However, a careful and literal reading of Article 12(2)(a) leads to a different conclusion. The Court has jurisdiction over a crime when “the conduct”of this crime occurred on the territory of a State party, not when the crime was committed there. Some scholars addressing Article 12 (e.g., Wagner [p. 485] and Vagias [p. 53]) have pointed out the exact terminology used, but none have considered whether it could have any practical effect. This post considers, on the basis of the traditional interpretation of the term “conduct”, a possible challenge to the ICC’s jurisdiction over certain cross-border crimes where, if Article 12(2)(a) said “commission”, it would undoubtedly have jurisdiction. In other words, it could be argued that it is incorrect to read “conduct occur[ing]” on certain territory as equivalent to “commission of a crime” on that territory. The post also proposes a counter-argument in favor of jurisdiction. Read the rest of this entry…

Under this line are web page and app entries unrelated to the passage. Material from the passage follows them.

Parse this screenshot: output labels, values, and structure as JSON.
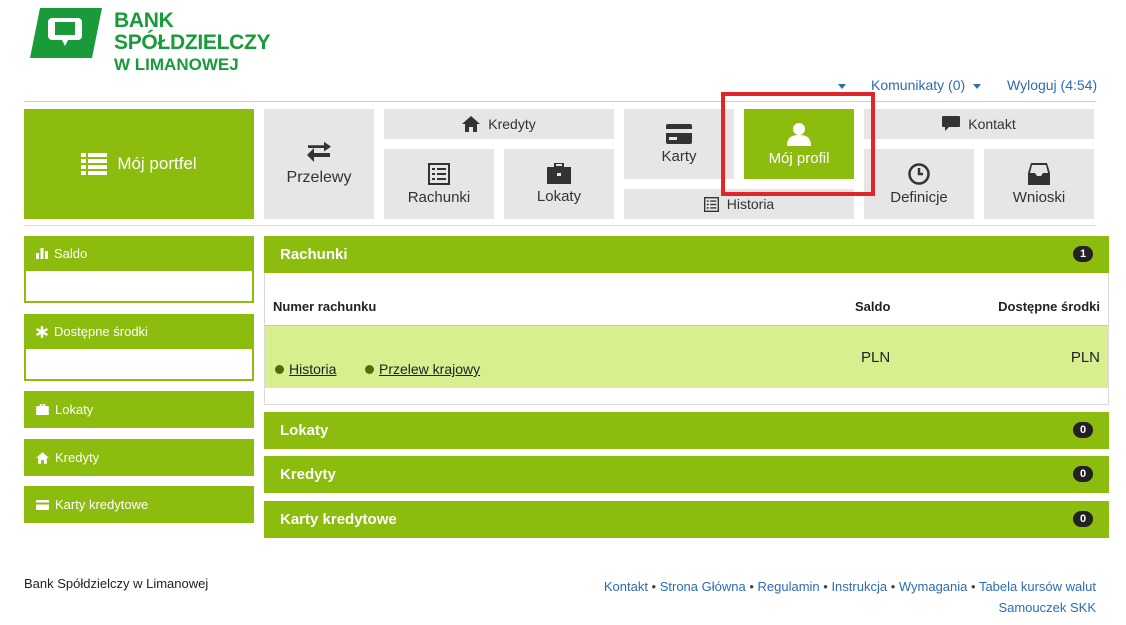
{
  "brand": {
    "line1": "BANK SPÓŁDZIELCZY",
    "line2": "W LIMANOWEJ",
    "color": "#1a9b3a"
  },
  "topbar": {
    "messages": "Komunikaty (0)",
    "logout": "Wyloguj (4:54)"
  },
  "nav": {
    "portfolio": "Mój portfel",
    "transfers": "Przelewy",
    "credits": "Kredyty",
    "accounts": "Rachunki",
    "deposits": "Lokaty",
    "cards": "Karty",
    "history": "Historia",
    "profile": "Mój profil",
    "contact": "Kontakt",
    "definitions": "Definicje",
    "requests": "Wnioski"
  },
  "sidebar": {
    "balance": "Saldo",
    "available": "Dostępne środki",
    "deposits": "Lokaty",
    "credits": "Kredyty",
    "credit_cards": "Karty kredytowe"
  },
  "panels": {
    "accounts": {
      "title": "Rachunki",
      "count": "1"
    },
    "deposits": {
      "title": "Lokaty",
      "count": "0"
    },
    "credits": {
      "title": "Kredyty",
      "count": "0"
    },
    "cards": {
      "title": "Karty kredytowe",
      "count": "0"
    }
  },
  "table": {
    "col_number": "Numer rachunku",
    "col_balance": "Saldo",
    "col_available": "Dostępne środki",
    "row": {
      "link_history": "Historia",
      "link_transfer": "Przelew krajowy",
      "balance": "PLN",
      "available": "PLN"
    }
  },
  "footer": {
    "bank_name": "Bank Spółdzielczy w Limanowej",
    "links": [
      "Kontakt",
      "Strona Główna",
      "Regulamin",
      "Instrukcja",
      "Wymagania",
      "Tabela kursów walut",
      "Samouczek SKK"
    ],
    "separator": " • "
  },
  "colors": {
    "accent": "#8cbd0e",
    "tile": "#e6e6e6",
    "link": "#2d6cb3",
    "highlight": "#e0262a",
    "row": "#d8ef8f"
  }
}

Leila Nadya Sadat is the Henry H. Oberschelp Professor of Law and Israel Treiman Faculty Fellow at Washington University School of Law and has been the Director of the Whitney R. Harris World Law Institute since 2007.

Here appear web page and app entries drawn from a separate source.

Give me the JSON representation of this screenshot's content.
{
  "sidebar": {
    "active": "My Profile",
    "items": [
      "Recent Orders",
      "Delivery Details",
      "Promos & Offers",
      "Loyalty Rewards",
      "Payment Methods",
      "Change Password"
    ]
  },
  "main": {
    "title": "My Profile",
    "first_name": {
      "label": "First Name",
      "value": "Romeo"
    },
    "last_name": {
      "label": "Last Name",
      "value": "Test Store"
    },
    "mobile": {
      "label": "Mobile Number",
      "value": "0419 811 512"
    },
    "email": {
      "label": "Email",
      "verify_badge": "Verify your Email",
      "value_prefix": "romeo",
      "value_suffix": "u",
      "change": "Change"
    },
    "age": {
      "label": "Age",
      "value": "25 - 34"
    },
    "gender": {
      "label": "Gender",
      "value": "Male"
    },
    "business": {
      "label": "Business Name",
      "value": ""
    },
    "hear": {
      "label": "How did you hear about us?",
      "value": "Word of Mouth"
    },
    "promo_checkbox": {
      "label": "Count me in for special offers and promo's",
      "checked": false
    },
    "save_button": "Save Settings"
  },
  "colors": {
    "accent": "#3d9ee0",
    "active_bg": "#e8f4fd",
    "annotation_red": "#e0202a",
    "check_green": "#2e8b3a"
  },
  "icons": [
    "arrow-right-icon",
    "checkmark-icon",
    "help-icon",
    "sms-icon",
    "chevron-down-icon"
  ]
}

Douglas J. Pivnichny, JD, is the Whitney R. Harris World Law Institute Fellow at Washington University School of Law in St. Louis, Missouri, and a masters candidate in International Law at the Graduate Institute of International and Development Studies in Geneva.
The Crimes Against Humanity Initiative and Recent Developments at the ILC

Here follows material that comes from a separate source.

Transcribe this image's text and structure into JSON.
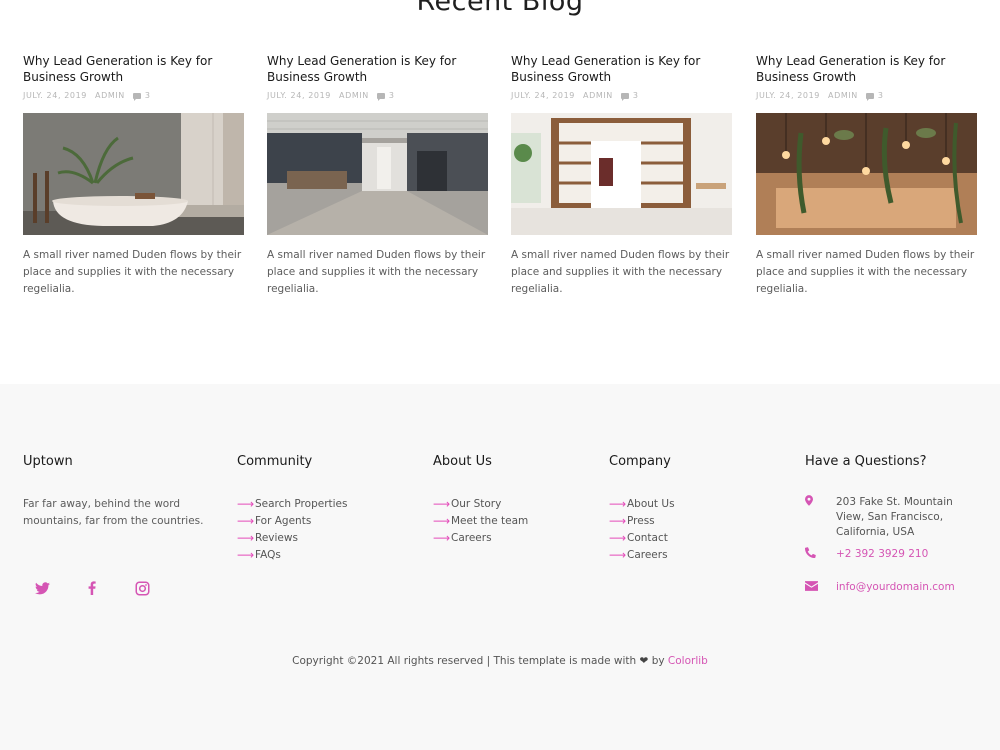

On Thursday, July 17, the International Law Commission moved the topic of crimes against humanity from its long-term to its active agenda and appointed Professor Sean D. Murphy as Special Rapporteur. The Rapporteur’s charge is to prepare a First Report, which will begin the process of proposing Draft Articles to the Commission for its approval. The expectation is that, in due course, the Commission will send a complete set of Draft Articles for use as a convention to the United Nations General Assembly. This was a crucial step in filling a normative gap that has persisted despite the development of international criminal law during the past decades: the absence of a comprehensive global treaty on crimes against humanity.
The Commission’s interest in this topic was sparked by the work of the Crimes Against Humanity Initiative, launched by Professor Leila Sadat of Washington University School of Law in 2008. The Initiativeset out to study the current state of the law and sociological reality regarding the commission of crimes against humanity and to address the gap in the current international legal framework by drafting a global, comprehensive model convention on crimes against humanity. Ambitious in scope and conceptual design, the Initiative has been directed by a distinguished Steering Committee and consulted more than 300 experts in the course of elaborating and discussing the Proposed International Convention for the Prevention and Punishment of Crimes Against Humanity (Proposed Convention), published by Cambridge University Press in English, French and Spanish in Forging a Convention for Crimes Against Humanity (1st ed., 2011; 2nd ed., 2013). Arabic, Chinese, German and Russian translations are also available. Read the rest of this entry…